Another part of it could be the questioning of Apple’s approach to products, which was even experienced by the first-generation iPhone. What I mean is, the company doesn’t pride itself on being the first to certain features, but rather the best. This approach may not be favorable to enthusiasts who want to have the latest technology as soon as possible, but it clearly works just fine with the masses. To me, this approach can be debated on a case-by-case basis. Sometimes, the amount of time that it takes for Apple to implement something (the ability to take panoramic photos from the native camera app, for example), can be perplexing. One more significant feature that enthusiasts are questioning the omission of in the iPhone 5 is NFC, which fellow writer Manan wrote about on his Svbtle blog.

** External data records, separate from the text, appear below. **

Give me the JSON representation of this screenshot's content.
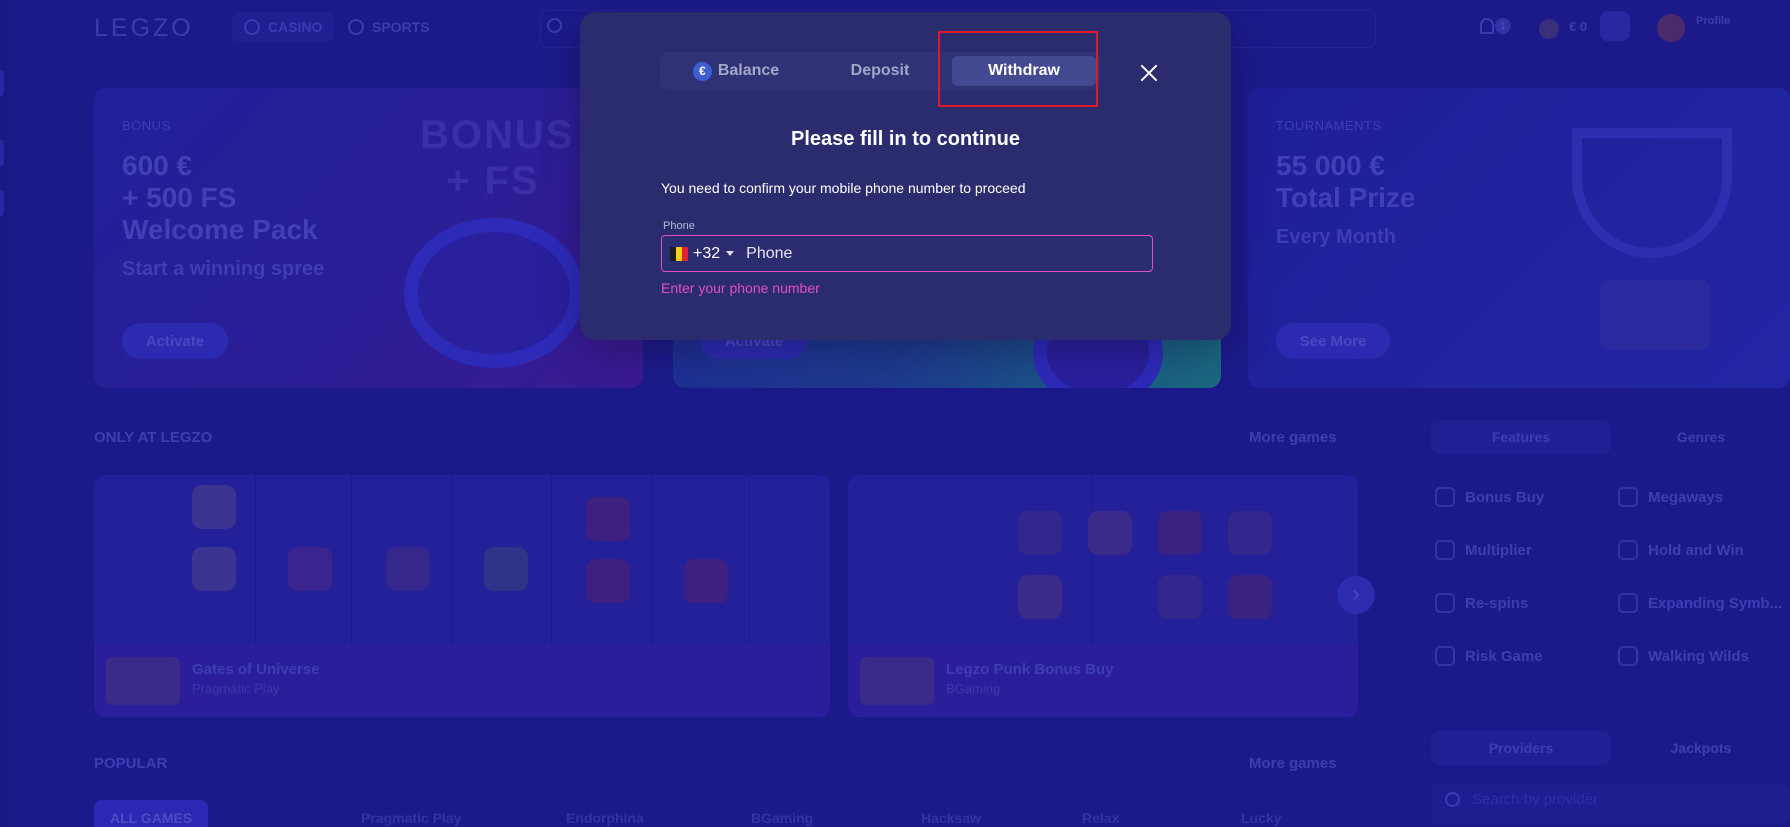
{
  "header": {
    "logo": "LEGZO",
    "nav": [
      {
        "label": "CASINO",
        "icon": "casino-icon"
      },
      {
        "label": "SPORTS",
        "icon": "sports-icon"
      }
    ],
    "notifications_count": "1",
    "balance": "€ 0",
    "profile_label": "Profile"
  },
  "promos": [
    {
      "tag": "BONUS",
      "headline_1": "600 €",
      "headline_2": "+ 500 FS",
      "headline_3": "Welcome Pack",
      "sub": "Start a winning spree",
      "button": "Activate",
      "art": "BONUS",
      "art2": "+ FS"
    },
    {
      "button": "Activate"
    },
    {
      "tag": "TOURNAMENTS",
      "headline_1": "55 000 €",
      "headline_2": "Total Prize",
      "sub": "Every Month",
      "button": "See More"
    }
  ],
  "only_at": {
    "title": "ONLY AT LEGZO",
    "more": "More games",
    "games": [
      {
        "name": "Gates of Universe",
        "provider": "Pragmatic Play"
      },
      {
        "name": "Legzo Punk Bonus Buy",
        "provider": "BGaming"
      }
    ]
  },
  "sidebar": {
    "tabs": [
      "Features",
      "Genres"
    ],
    "features": [
      {
        "label": "Bonus Buy",
        "icon": "bonus-buy-icon"
      },
      {
        "label": "Megaways",
        "icon": "megaways-icon"
      },
      {
        "label": "Multiplier",
        "icon": "diamond-icon"
      },
      {
        "label": "Hold and Win",
        "icon": "dollar-icon"
      },
      {
        "label": "Re-spins",
        "icon": "respin-icon"
      },
      {
        "label": "Expanding Symb...",
        "icon": "expand-icon"
      },
      {
        "label": "Risk Game",
        "icon": "lightning-icon"
      },
      {
        "label": "Walking Wilds",
        "icon": "wilds-icon"
      }
    ],
    "tabs2": [
      "Providers",
      "Jackpots"
    ],
    "provider_search_placeholder": "Search by provider"
  },
  "popular": {
    "title": "POPULAR",
    "more": "More games",
    "chips": [
      "ALL GAMES",
      "Pragmatic Play",
      "Endorphina",
      "BGaming",
      "Hacksaw",
      "Relax",
      "Lucky"
    ]
  },
  "modal": {
    "tabs": [
      "Balance",
      "Deposit",
      "Withdraw"
    ],
    "active_tab": "Withdraw",
    "title": "Please fill in to continue",
    "description": "You need to confirm your mobile phone number to proceed",
    "phone_label": "Phone",
    "country_code": "+32",
    "phone_placeholder": "Phone",
    "error": "Enter your phone number",
    "highlight_color": "#e0182a",
    "error_color": "#e24fc0"
  }
}
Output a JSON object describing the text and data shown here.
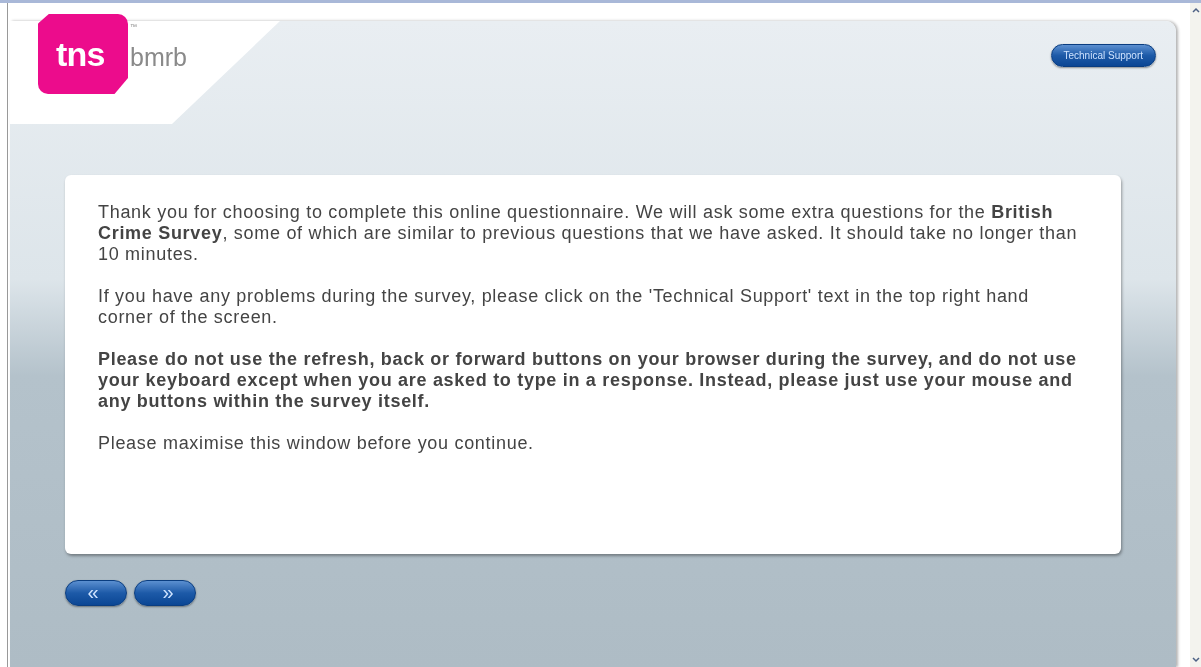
{
  "logo": {
    "mark": "tns",
    "name": "bmrb",
    "trademark": "™"
  },
  "support_button": "Technical Support",
  "paragraphs": [
    {
      "text": "Thank you for choosing to complete this online questionnaire. We will ask some extra questions for the **British Crime Survey**, some of which are similar to previous questions that we have asked. It should take no longer than 10 minutes.",
      "bold": false
    },
    {
      "text": "If you have any problems during the survey, please click on the 'Technical Support' text in the top right hand corner of the screen.",
      "bold": false
    },
    {
      "text": "Please do not use the refresh, back or forward buttons on your browser during the survey, and do not use your keyboard except when you are asked to type in a response. Instead, please just use your mouse and any buttons within the survey itself.",
      "bold": true
    },
    {
      "text": "Please maximise this window before you continue.",
      "bold": false
    }
  ],
  "nav_buttons": [
    {
      "label": "«",
      "kind": "back"
    },
    {
      "label": "»",
      "kind": "next"
    }
  ]
}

When the first iPhone was released, it lacked a number of features that competing smartphones on the market already offered, and yet it was still loved by consumers and clearly changed the face of the mobile industry. Apple’s strategy is to focus on getting core features right — nailing the user experience of said features — then playing catch up to implement other features from competing devices. So yes, part of the criticism — from enthusiasts, at least — is based on “x already has this feature, so why should we care again?”
But there’s another, far more significant factor at play here that has little to do with the actual merits of the evolutionary device itself.

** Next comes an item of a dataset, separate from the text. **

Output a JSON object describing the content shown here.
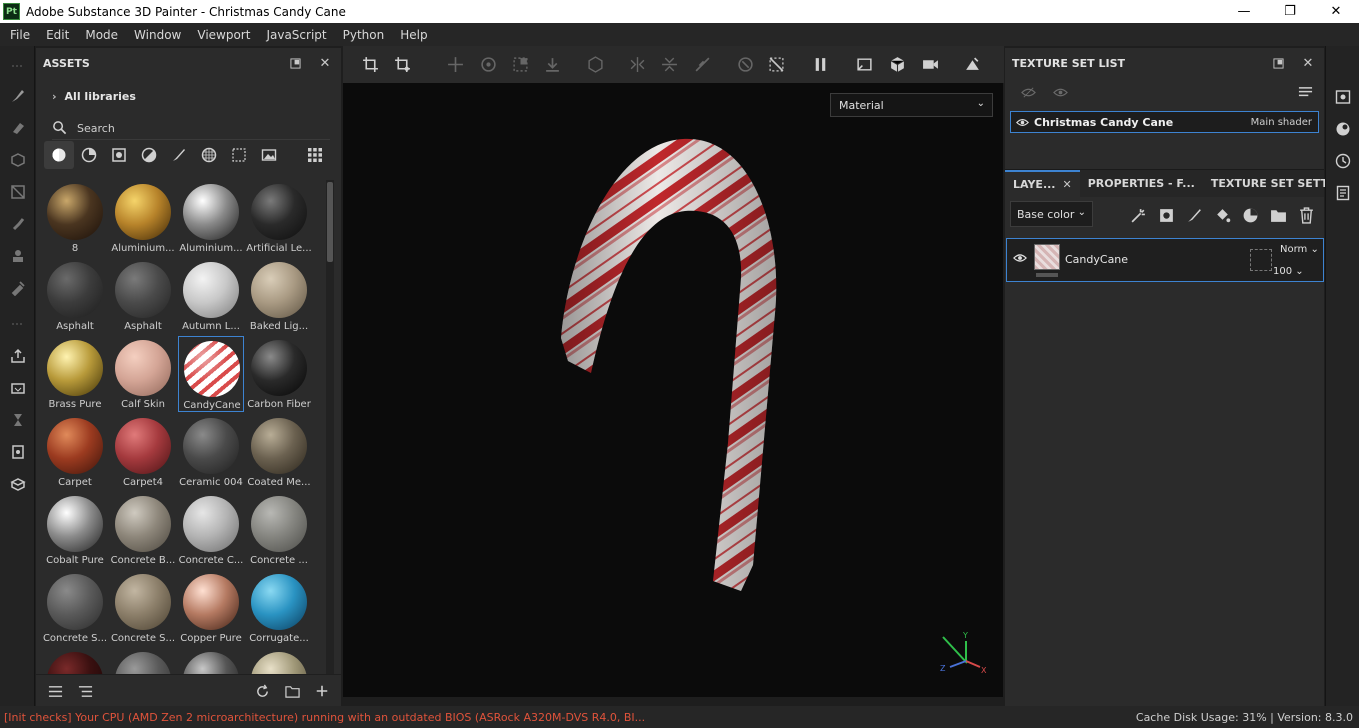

Like a drug where people just can’t seem to once again experience the feeling of the first high, people are hoping to relive the experience of the first iPhone announcement with each new iPhone. People passionate about Apple — and even just technology in general — are hoping that the company will reveal something that’s completely game-changing. Something that changes everything once again. Average consumers also want a very, very significant update to the device to justify purchasing it.
Even though Apple changed almost everything with the new iPhone — increased display, better display, revamped design, better camera, new adapter, battery improvements, new headphones, iOS 6 — people are still underwhelmed because these are all things that they expect. Faster, thinner, better battery life, better display; these are all things that we’ve grown to become entitled to of incremental phone updates.
Here’s an excellent analogy that compares Apple’s school of thought with the Porsche 911. While remaining, in a way, similar to the first incarnation, significant steps forward were taken throughout its gradual evolution.
The iPhone 5 is a colossal — still evolutionary — update that was inevitable, really, but people are still underwhelmed. And it’s not because the new device sucks, or lacks NFC, or has too large/small of a screen. It’s because people are desensitized to these incremental, evolutionary updates — no matter how good they may be — and are waiting for Apple to do something revolutionary.